The Chiropractic Diagnosis Process

The chiropractic diagnosis process is one that may not be well known before you come in for your first visit. While chiropractic may seem a bit different from other specialties in the medical field, in truth it is much the same. This is especially so when it comes to the method for assessing and classifying your potential issues.

According to Merriam-Webster, differential diagnosis is “the process of differentiating between two or more conditions that share similar signs or symptoms.” Your chiropractor will use this method to help identify any potential issues. This is typically handled through the use of a triage based methodology. This form of triage would involve the classification of the cause of injury according to order of severity.

When assessing lower back pain, for example, your chiropractor may classify your low back injury into one of three categories. These categories could include the following:

Possibly Serious Issues: Problems such as open wounds, burns, hemophilia, problems with artificial joint implants, infections in your joints, fractures, tumors, major neurological issues, and problems with your pacemaker may all be included in this category.

Nerve Related Issues: This category covers troubles that lead to sciatica (radiculopathy) via the pinching or compression of the nerve root in the lower back. Some of the typical causes of pinched nerves can include spinal stenosis, herniated lumbar discs, and spondylolisthesis (the forward displacement of a vertebral bone in relation to the natural curve of the spine).

Non Specific Issues: Typically this is the most common form of lower back pain that chiropractors see. This mechanical low back pain includes any sort of pain that doesn’t have an identifiable cause. Many people tend to write off this sort of pain, thinking it will go away on its own. Left untreated however it may remain and even worsen over time.

When your chiropractor finds a diagnosis of one of the potentially serious issues, you will usually receive a referral to a medical specialist and/or surgeon that can provide the appropriate care for that issue. Your chiropractor may also work with other back pain specialists to help co-manage your care. In the case of serious injuries or illnesses, your chiropractor will usually avoid any sort of chiropractic manipulation in relation to the relevant anatomy affected by said injury or illness.

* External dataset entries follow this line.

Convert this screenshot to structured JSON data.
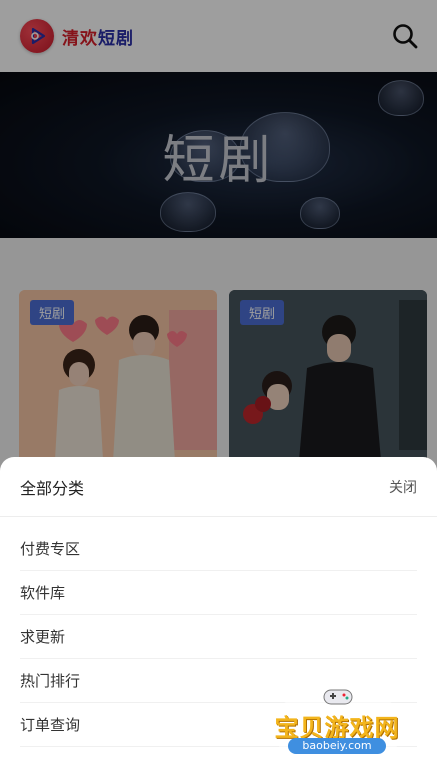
{
  "header": {
    "logo_part1": "清欢",
    "logo_part2": "短剧",
    "search_icon": "search-icon"
  },
  "banner": {
    "title": "短剧"
  },
  "cards": [
    {
      "tag": "短剧"
    },
    {
      "tag": "短剧"
    }
  ],
  "sheet": {
    "title": "全部分类",
    "close_label": "关闭",
    "items": [
      {
        "label": "付费专区"
      },
      {
        "label": "软件库"
      },
      {
        "label": "求更新"
      },
      {
        "label": "热门排行"
      },
      {
        "label": "订单查询"
      }
    ]
  },
  "watermark": {
    "text": "宝贝游戏网",
    "url": "baobeiy.com"
  },
  "colors": {
    "brand_red": "#d81f2b",
    "brand_blue": "#2b2fa8",
    "tag_blue": "#4c6fd6"
  }
}
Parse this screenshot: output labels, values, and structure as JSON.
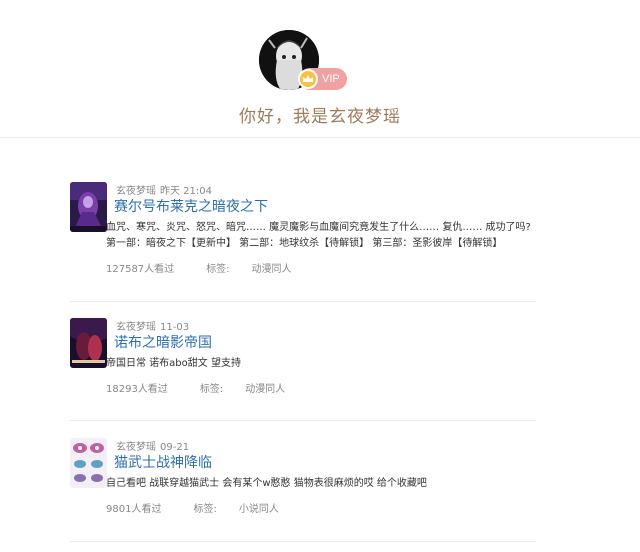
{
  "profile": {
    "name_greeting": "你好，我是玄夜梦瑶",
    "vip_label": "VIP",
    "avatar_icon": "avatar-illustration",
    "vip_icon": "crown-icon"
  },
  "posts": [
    {
      "author": "玄夜梦瑶",
      "date": "昨天 21:04",
      "title": "赛尔号布莱克之暗夜之下",
      "desc_line1": "血咒、寒咒、炎咒、怒咒、暗咒…… 魔灵魔影与血魔间究竟发生了什么…… 复仇…… 成功了吗?",
      "desc_line2": "第一部：暗夜之下【更新中】 第二部：地球纹杀【待解锁】 第三部：圣影彼岸【待解锁】",
      "views": "127587人看过",
      "tag_label": "标签:",
      "tag": "动漫同人",
      "thumb_colors": [
        "#2a1a4a",
        "#7b3fa8",
        "#c8a0e8"
      ]
    },
    {
      "author": "玄夜梦瑶",
      "date": "11-03",
      "title": "诺布之暗影帝国",
      "desc_line1": "帝国日常 诺布abo甜文 望支持",
      "desc_line2": "",
      "views": "18293人看过",
      "tag_label": "标签:",
      "tag": "动漫同人",
      "thumb_colors": [
        "#1a0f2a",
        "#6a1a3a",
        "#b03050"
      ]
    },
    {
      "author": "玄夜梦瑶",
      "date": "09-21",
      "title": "猫武士战神降临",
      "desc_line1": "自己看吧 战联穿越猫武士 会有某个w憨憨 猫物表很麻烦的哎 给个收藏吧",
      "desc_line2": "",
      "views": "9801人看过",
      "tag_label": "标签:",
      "tag": "小说同人",
      "thumb_colors": [
        "#d8c8e0",
        "#c060a0",
        "#60a0c0"
      ]
    }
  ],
  "colors": {
    "title_link": "#2f6fb0",
    "greeting": "#9b7b5a",
    "vip_pill": "#f0a1a1",
    "crown": "#f7c343"
  }
}
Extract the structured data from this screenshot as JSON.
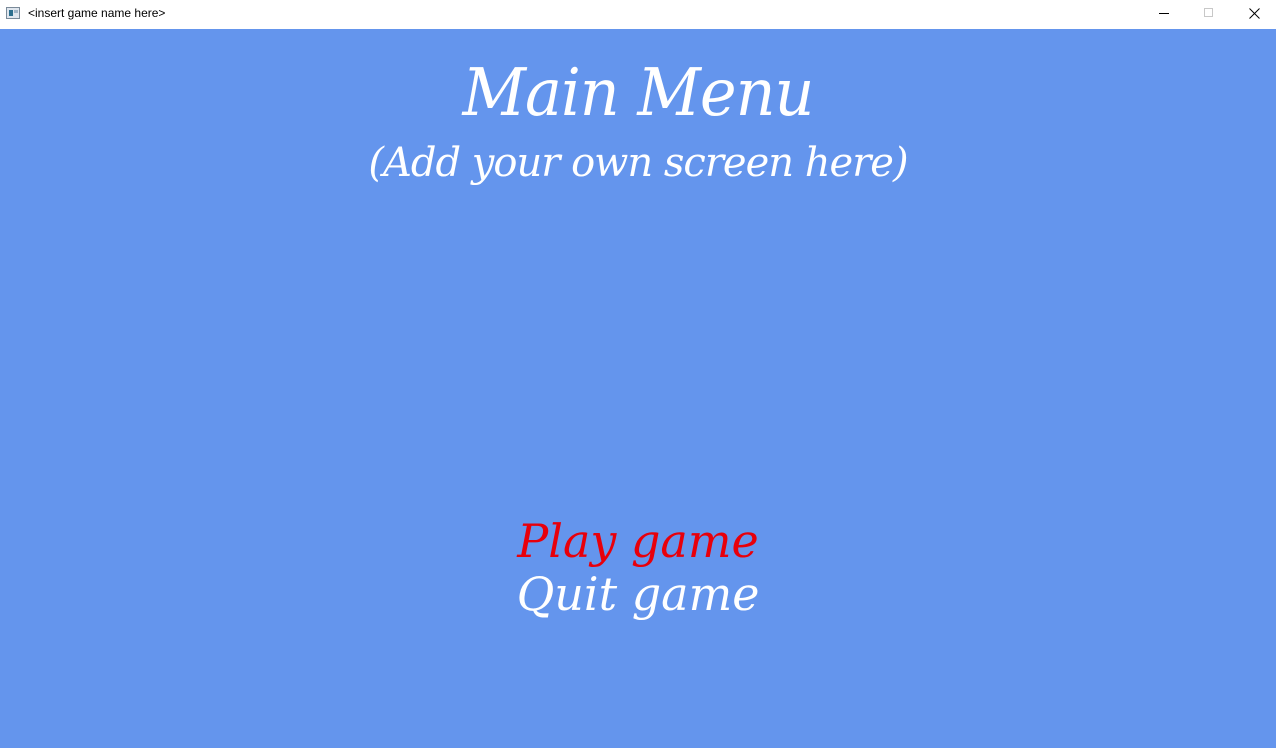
{
  "window": {
    "title": "<insert game name here>",
    "controls": [
      "minimize",
      "maximize",
      "close"
    ]
  },
  "screen": {
    "background_color": "#6495ed",
    "title": "Main Menu",
    "subtitle": "(Add your own screen here)"
  },
  "menu": {
    "items": [
      {
        "label": "Play game",
        "color": "#e8000b",
        "selected": true
      },
      {
        "label": "Quit game",
        "color": "#ffffff",
        "selected": false
      }
    ]
  }
}
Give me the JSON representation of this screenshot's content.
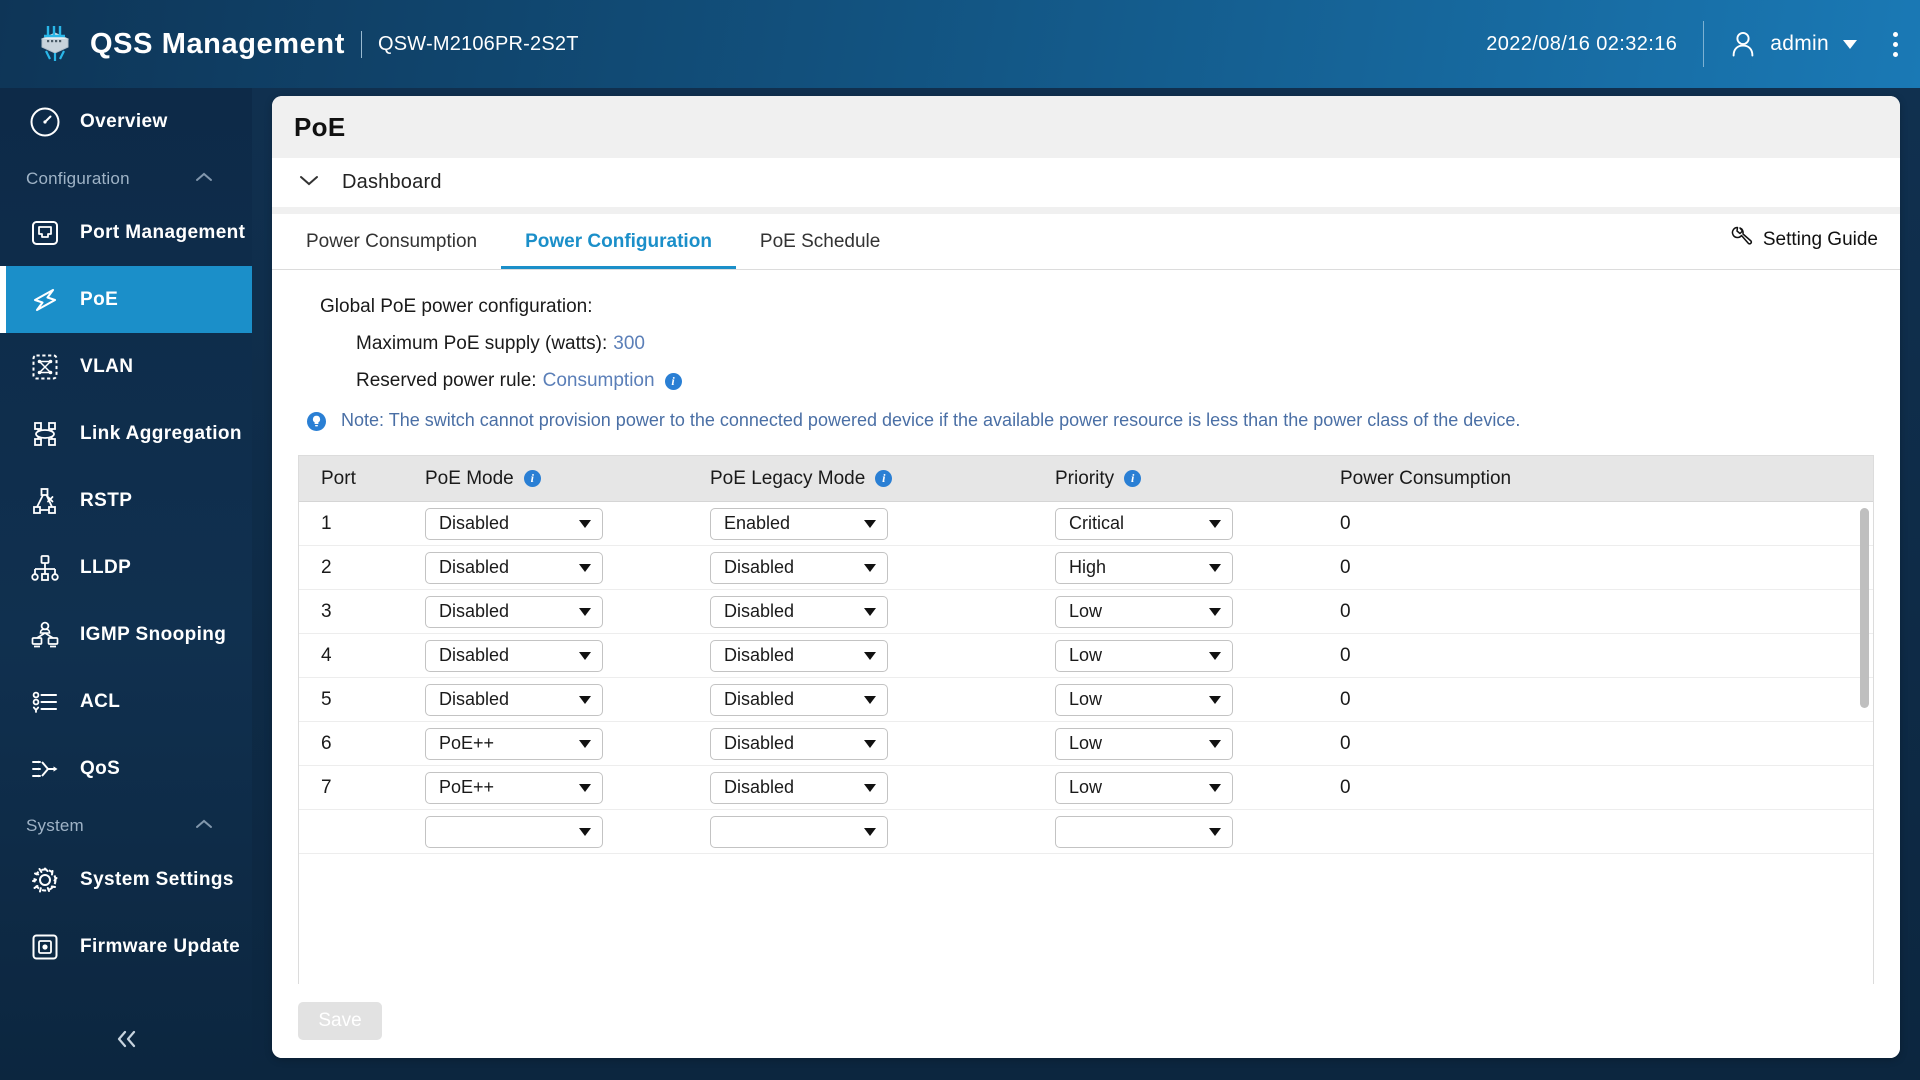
{
  "header": {
    "logo_icon": "switch-device-icon",
    "title": "QSS Management",
    "model": "QSW-M2106PR-2S2T",
    "datetime": "2022/08/16  02:32:16",
    "user_icon": "user-icon",
    "username": "admin",
    "caret_icon": "caret-down-icon",
    "kebab_icon": "more-vertical-icon"
  },
  "sidebar": {
    "items": [
      {
        "label": "Overview",
        "icon": "gauge-icon",
        "type": "item",
        "active": false
      },
      {
        "label": "Configuration",
        "icon": "chevron-up-icon",
        "type": "group"
      },
      {
        "label": "Port Management",
        "icon": "ethernet-port-icon",
        "type": "item",
        "active": false
      },
      {
        "label": "PoE",
        "icon": "lightning-bolt-icon",
        "type": "item",
        "active": true
      },
      {
        "label": "VLAN",
        "icon": "vlan-network-icon",
        "type": "item",
        "active": false
      },
      {
        "label": "Link Aggregation",
        "icon": "link-aggregation-icon",
        "type": "item",
        "active": false
      },
      {
        "label": "RSTP",
        "icon": "spanning-tree-icon",
        "type": "item",
        "active": false
      },
      {
        "label": "LLDP",
        "icon": "topology-tree-icon",
        "type": "item",
        "active": false
      },
      {
        "label": "IGMP Snooping",
        "icon": "multicast-icon",
        "type": "item",
        "active": false
      },
      {
        "label": "ACL",
        "icon": "list-rules-icon",
        "type": "item",
        "active": false
      },
      {
        "label": "QoS",
        "icon": "traffic-priority-icon",
        "type": "item",
        "active": false
      },
      {
        "label": "System",
        "icon": "chevron-up-icon",
        "type": "group"
      },
      {
        "label": "System Settings",
        "icon": "gear-icon",
        "type": "item",
        "active": false
      },
      {
        "label": "Firmware Update",
        "icon": "firmware-chip-icon",
        "type": "item",
        "active": false
      }
    ],
    "collapse_icon": "double-chevron-left-icon"
  },
  "page": {
    "title": "PoE",
    "dashboard_label": "Dashboard",
    "dashboard_chevron_icon": "chevron-down-icon"
  },
  "tabs": [
    {
      "label": "Power Consumption",
      "active": false
    },
    {
      "label": "Power Configuration",
      "active": true
    },
    {
      "label": "PoE Schedule",
      "active": false
    }
  ],
  "setting_guide": {
    "label": "Setting Guide",
    "icon": "wrench-icon"
  },
  "global_config": {
    "heading": "Global PoE power configuration:",
    "max_supply_label": "Maximum PoE supply (watts):",
    "max_supply_value": "300",
    "reserved_rule_label": "Reserved power rule:",
    "reserved_rule_value": "Consumption",
    "reserved_rule_info_icon": "info-icon",
    "note_icon": "lightbulb-icon",
    "note": "Note: The switch cannot provision power to the connected powered device if the available power resource is less than the power class of the device."
  },
  "table": {
    "columns": [
      {
        "key": "port",
        "label": "Port",
        "info": false
      },
      {
        "key": "poe_mode",
        "label": "PoE Mode",
        "info": true,
        "info_icon": "info-icon"
      },
      {
        "key": "poe_legacy_mode",
        "label": "PoE Legacy Mode",
        "info": true,
        "info_icon": "info-icon"
      },
      {
        "key": "priority",
        "label": "Priority",
        "info": true,
        "info_icon": "info-icon"
      },
      {
        "key": "power_consumption",
        "label": "Power Consumption",
        "info": false
      }
    ],
    "rows": [
      {
        "port": "1",
        "poe_mode": "Disabled",
        "poe_legacy_mode": "Enabled",
        "priority": "Critical",
        "power_consumption": "0"
      },
      {
        "port": "2",
        "poe_mode": "Disabled",
        "poe_legacy_mode": "Disabled",
        "priority": "High",
        "power_consumption": "0"
      },
      {
        "port": "3",
        "poe_mode": "Disabled",
        "poe_legacy_mode": "Disabled",
        "priority": "Low",
        "power_consumption": "0"
      },
      {
        "port": "4",
        "poe_mode": "Disabled",
        "poe_legacy_mode": "Disabled",
        "priority": "Low",
        "power_consumption": "0"
      },
      {
        "port": "5",
        "poe_mode": "Disabled",
        "poe_legacy_mode": "Disabled",
        "priority": "Low",
        "power_consumption": "0"
      },
      {
        "port": "6",
        "poe_mode": "PoE++",
        "poe_legacy_mode": "Disabled",
        "priority": "Low",
        "power_consumption": "0"
      },
      {
        "port": "7",
        "poe_mode": "PoE++",
        "poe_legacy_mode": "Disabled",
        "priority": "Low",
        "power_consumption": "0"
      }
    ],
    "dropdown_arrow_icon": "caret-down-icon",
    "scrollbar_name": "table-vertical-scrollbar"
  },
  "footer": {
    "save_label": "Save"
  },
  "colors": {
    "accent": "#1b8fc9",
    "sidebar_bg": "#0d2a48",
    "header_gradient_start": "#0e3557",
    "header_gradient_end": "#1a79b5",
    "link_text": "#5b7fb8",
    "note_text": "#4a6fa5"
  }
}
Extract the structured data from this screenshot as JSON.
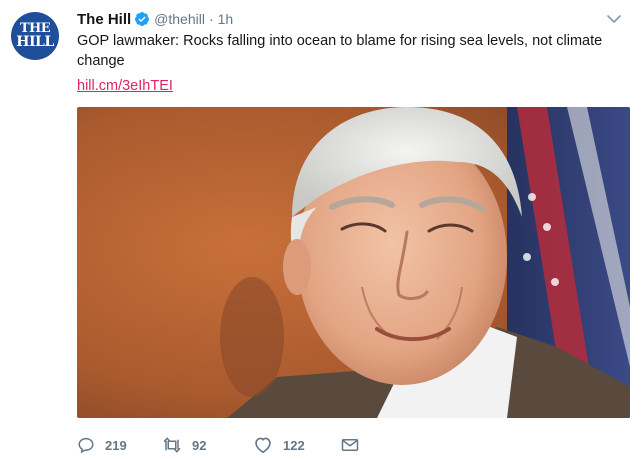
{
  "account": {
    "name": "The Hill",
    "handle": "@thehill",
    "separator": "·",
    "time": "1h",
    "avatar_text_line1": "THE",
    "avatar_text_line2": "HILL"
  },
  "tweet": {
    "text": "GOP lawmaker: Rocks falling into ocean to blame for rising sea levels, not climate change",
    "link": "hill.cm/3eIhTEI"
  },
  "actions": {
    "replies": "219",
    "retweets": "92",
    "likes": "122"
  },
  "icons": {
    "verified": "verified-badge-icon",
    "caret": "chevron-down-icon",
    "reply": "reply-icon",
    "retweet": "retweet-icon",
    "like": "heart-icon",
    "dm": "envelope-icon"
  },
  "colors": {
    "verified_blue": "#1da1f2",
    "link": "#e0245e",
    "muted": "#657786",
    "avatar_bg": "#1f4e9a"
  }
}
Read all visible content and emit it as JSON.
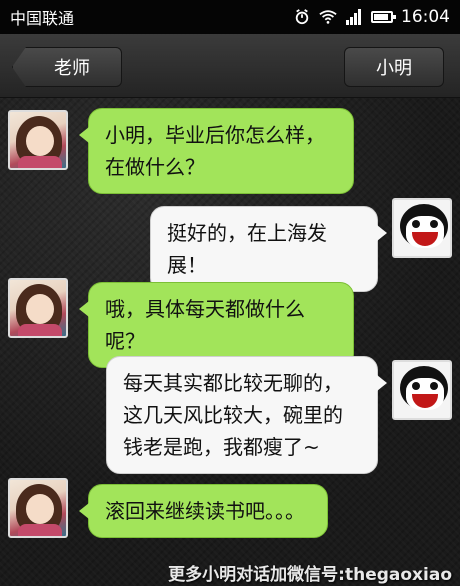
{
  "status_bar": {
    "carrier": "中国联通",
    "time": "16:04"
  },
  "nav": {
    "back_label": "老师",
    "title": "小明"
  },
  "messages": [
    {
      "sender": "teacher",
      "lines": [
        "小明，毕业后你怎么样，",
        "在做什么？"
      ]
    },
    {
      "sender": "xiaoming",
      "lines": [
        "挺好的，在上海发展！"
      ]
    },
    {
      "sender": "teacher",
      "lines": [
        "哦，具体每天都做什么呢？"
      ]
    },
    {
      "sender": "xiaoming",
      "lines": [
        "每天其实都比较无聊的，",
        "这几天风比较大，碗里的",
        "钱老是跑，我都瘦了~"
      ]
    },
    {
      "sender": "teacher",
      "lines": [
        "滚回来继续读书吧。。。"
      ]
    }
  ],
  "watermark": "更多小明对话加微信号:thegaoxiao",
  "colors": {
    "sent_bubble": "#a2e45a",
    "received_bubble": "#f7f7f7"
  }
}
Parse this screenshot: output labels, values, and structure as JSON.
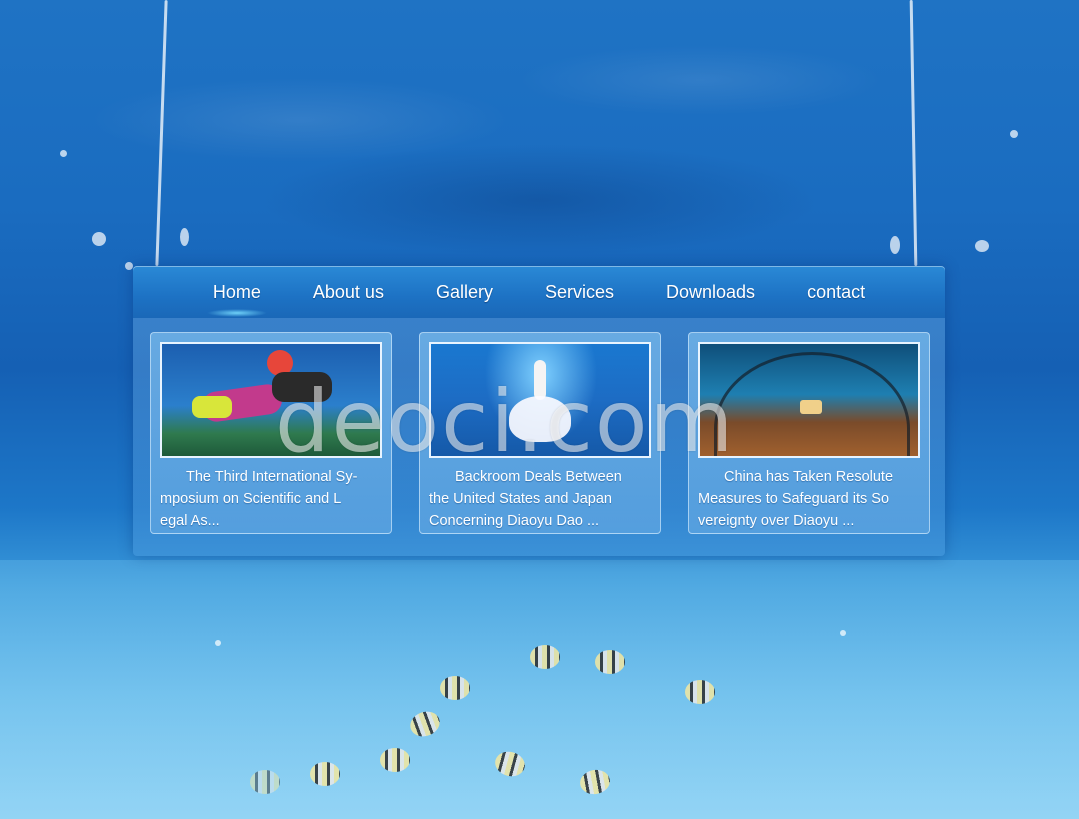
{
  "nav": {
    "items": [
      "Home",
      "About us",
      "Gallery",
      "Services",
      "Downloads",
      "contact"
    ],
    "active_index": 0
  },
  "cards": [
    {
      "image": "diver-thumbnail",
      "caption": "The Third International Sy-\nmposium on Scientific and L\negal As..."
    },
    {
      "image": "underwater-dancer-thumbnail",
      "caption": "Backroom Deals Between\nthe United States and Japan\nConcerning Diaoyu Dao ..."
    },
    {
      "image": "aquarium-tunnel-thumbnail",
      "caption": "China has Taken Resolute\nMeasures to Safeguard its So\nvereignty over Diaoyu ..."
    }
  ],
  "watermark": "deoci.com",
  "colors": {
    "nav_bg": "#1d72c4",
    "ocean": "#1560b4",
    "sand": "#7cc7ef"
  }
}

When it comes to chiropractic diagnosis, chiropractors are typically very careful to do so in a thorough manner with your best interests in mind. If chiropractic care is not indicated for your issue, whether it may simply may not be effective or may even be potentially counter productive, your chiropractor will let you know and will usually help you to identify those who can provide the sort of treatment you require.

Chiropractic diagnosis involves zero guess work and is not as mysterious as some may believe. It simply involves good, old fashioned medical triage and differential diagnoses.